A Stanley Cup Hangover? It's Not on Sidney Crosby's Agenda

Sergey ZikovSenior Analyst IOctober 4, 2009

UNIONDALE, NY - OCTOBER 03: Sidney Crosby #87 of the Pittsburgh Penguins is congratulated by teammates Evgeni Malkin #71 and Pascal Dupuis #9 after Sidney scored the game winning goal in a shootout against the New York Islanders on October 3, 2009 in Uniondale, New York.  (Photo by Paul Bereswill/Getty Images)

Two games out of an 82-game schedule won't tell many tales about how good a team will actually be in the long run.

So a couple of early-season victories over New York for the Pittsburgh Penguins hardly prove that the 2009-10 edition will be a success. Or a failure, for that matter. In theory, the two wins are only good for one thing: the four points in the standings.

But for fans, the magic word of the first six and a half periods of hockey is resilience. The ability to recover.

Since the Penguins lost Rob Scuderi, Hal Gill, and Petr Sykora in free agency, hockey experts have been forecasting a Stanley Cup hangover for the champions.

And why not?

They have made two consecutive trips to the finals, a taxing journey that has left the Black and Vegas Gold with a pair of very short summer breaks. Over the past two years, the Penguins average 104 games per season. Or should we just say a lot of bruises and sore legs.

A poor run of pre-season results led to further belief in the hangover. The Penguins won a sum total of one pre-season game, not that it matters, but losing five straight games of any nature heading into the regular season is hardly ideal.

Then there was the groin injury to captain Sidney Crosby. Again. That damn groin.

But as he so often does, the King Penguin proved his critics wrong. He was not only on the ice in the first two games, but playing 20 minutes of ice time and putting pucks in the net.

There's no hangover on his agenda.

It's not like Penguins have been blasting teams away. They have won twice by a goal and needed a shootout to dispose of last year's basement dwellers. There have been stretches where the Penguins have played anything but great hockey.

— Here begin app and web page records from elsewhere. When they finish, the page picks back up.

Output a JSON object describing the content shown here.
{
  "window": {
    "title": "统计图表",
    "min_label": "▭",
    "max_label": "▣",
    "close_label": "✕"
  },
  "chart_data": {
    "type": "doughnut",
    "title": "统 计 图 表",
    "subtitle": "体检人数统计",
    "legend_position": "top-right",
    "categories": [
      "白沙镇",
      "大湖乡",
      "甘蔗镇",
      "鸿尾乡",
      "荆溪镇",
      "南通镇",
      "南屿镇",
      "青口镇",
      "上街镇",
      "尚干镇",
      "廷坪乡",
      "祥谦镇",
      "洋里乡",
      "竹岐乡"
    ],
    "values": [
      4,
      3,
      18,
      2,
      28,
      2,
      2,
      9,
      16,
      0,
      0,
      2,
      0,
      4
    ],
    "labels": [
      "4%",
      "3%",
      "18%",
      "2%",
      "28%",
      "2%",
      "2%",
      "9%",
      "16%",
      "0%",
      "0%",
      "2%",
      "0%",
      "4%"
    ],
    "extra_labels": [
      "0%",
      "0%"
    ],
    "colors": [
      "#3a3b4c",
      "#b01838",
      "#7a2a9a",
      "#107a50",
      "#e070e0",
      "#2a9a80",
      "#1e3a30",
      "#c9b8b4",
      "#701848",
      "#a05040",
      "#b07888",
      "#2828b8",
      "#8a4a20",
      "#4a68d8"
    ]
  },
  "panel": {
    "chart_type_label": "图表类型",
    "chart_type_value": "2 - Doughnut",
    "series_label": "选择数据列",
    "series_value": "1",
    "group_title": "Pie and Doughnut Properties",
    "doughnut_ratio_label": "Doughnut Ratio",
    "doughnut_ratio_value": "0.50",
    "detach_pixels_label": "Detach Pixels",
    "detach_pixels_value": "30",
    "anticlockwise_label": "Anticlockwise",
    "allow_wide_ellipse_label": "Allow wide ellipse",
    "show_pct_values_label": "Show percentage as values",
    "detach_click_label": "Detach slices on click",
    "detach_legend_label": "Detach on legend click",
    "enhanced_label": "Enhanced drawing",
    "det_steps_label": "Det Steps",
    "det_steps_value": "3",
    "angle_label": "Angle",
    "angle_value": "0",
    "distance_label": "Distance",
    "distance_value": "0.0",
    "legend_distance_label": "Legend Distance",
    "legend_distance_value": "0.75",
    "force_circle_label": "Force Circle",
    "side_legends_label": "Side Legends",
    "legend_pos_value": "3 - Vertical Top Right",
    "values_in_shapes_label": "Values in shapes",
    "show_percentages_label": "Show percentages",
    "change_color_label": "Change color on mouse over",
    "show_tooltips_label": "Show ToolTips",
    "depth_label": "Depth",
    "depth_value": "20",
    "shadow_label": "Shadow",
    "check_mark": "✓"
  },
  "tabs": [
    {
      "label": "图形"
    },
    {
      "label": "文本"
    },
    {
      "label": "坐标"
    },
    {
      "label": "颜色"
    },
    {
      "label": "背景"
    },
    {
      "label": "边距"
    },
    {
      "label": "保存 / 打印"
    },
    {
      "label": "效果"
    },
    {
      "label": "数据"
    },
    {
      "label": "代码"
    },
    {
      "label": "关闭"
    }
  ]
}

Against the Rangers, they took a 3-1 lead into the third period. At the time, Dan Bylsma's squad was out shooting, out hitting, and outplaying the Blue shirts.

But the Rangers came out strong and cut the lead to one after new acquisition Marian Gaborik scored his first of the season.

With a Stanley Cup hangover, the Penguins would have allowed a tying goal in the next several minutes.

But no.

All of the pre-game hoopla and euphoria over raising a third Cup banner wasn't enough to take the Penguins focus off the task at hand. The crowd could also sense the momentum was slightly beginning to swing and got behind the home team.

The Penguins tightened up defensively and continued to push forward on offense like they were the ones going for a equalizing goal. Marc-Andre Fleury walled off the cage and preserved the victory.

The next night, the Penguins headed to Long Island, where 2009 first overall pick John Tavares made his NHL debut. 

The atmosphere at the Coliseum was as electric as it's been since the 1980s. To make things worse, the Islanders scored on a deafening five-on-three advantage and Tavares scored his first goal.

But the Penguins tied the game at 2-2 in the third. That lasted 17 seconds.

On the next shot, Trent Hunter beat Fleury through a screen.

With a Stanley Cup hangover, the Penguins would have been stunned by the crowd and momentum going entirely against them.

But the captain and his mates kept pushing, and got another tying goal with less than four minutes to play. Ruslan Fedotenko, scrapping around the net like there's a minute left in Game Seven of the Eastern Conference finals and the Penguins are down a goal, took out the garbage and forced the game to overtime.

It's resilience, really.

Two games don't matter. But Crosby and the Penguins are already proving that what happened in the past will stay in the past. And even though every team will be gunning for them, the new 'Guins are up to the task.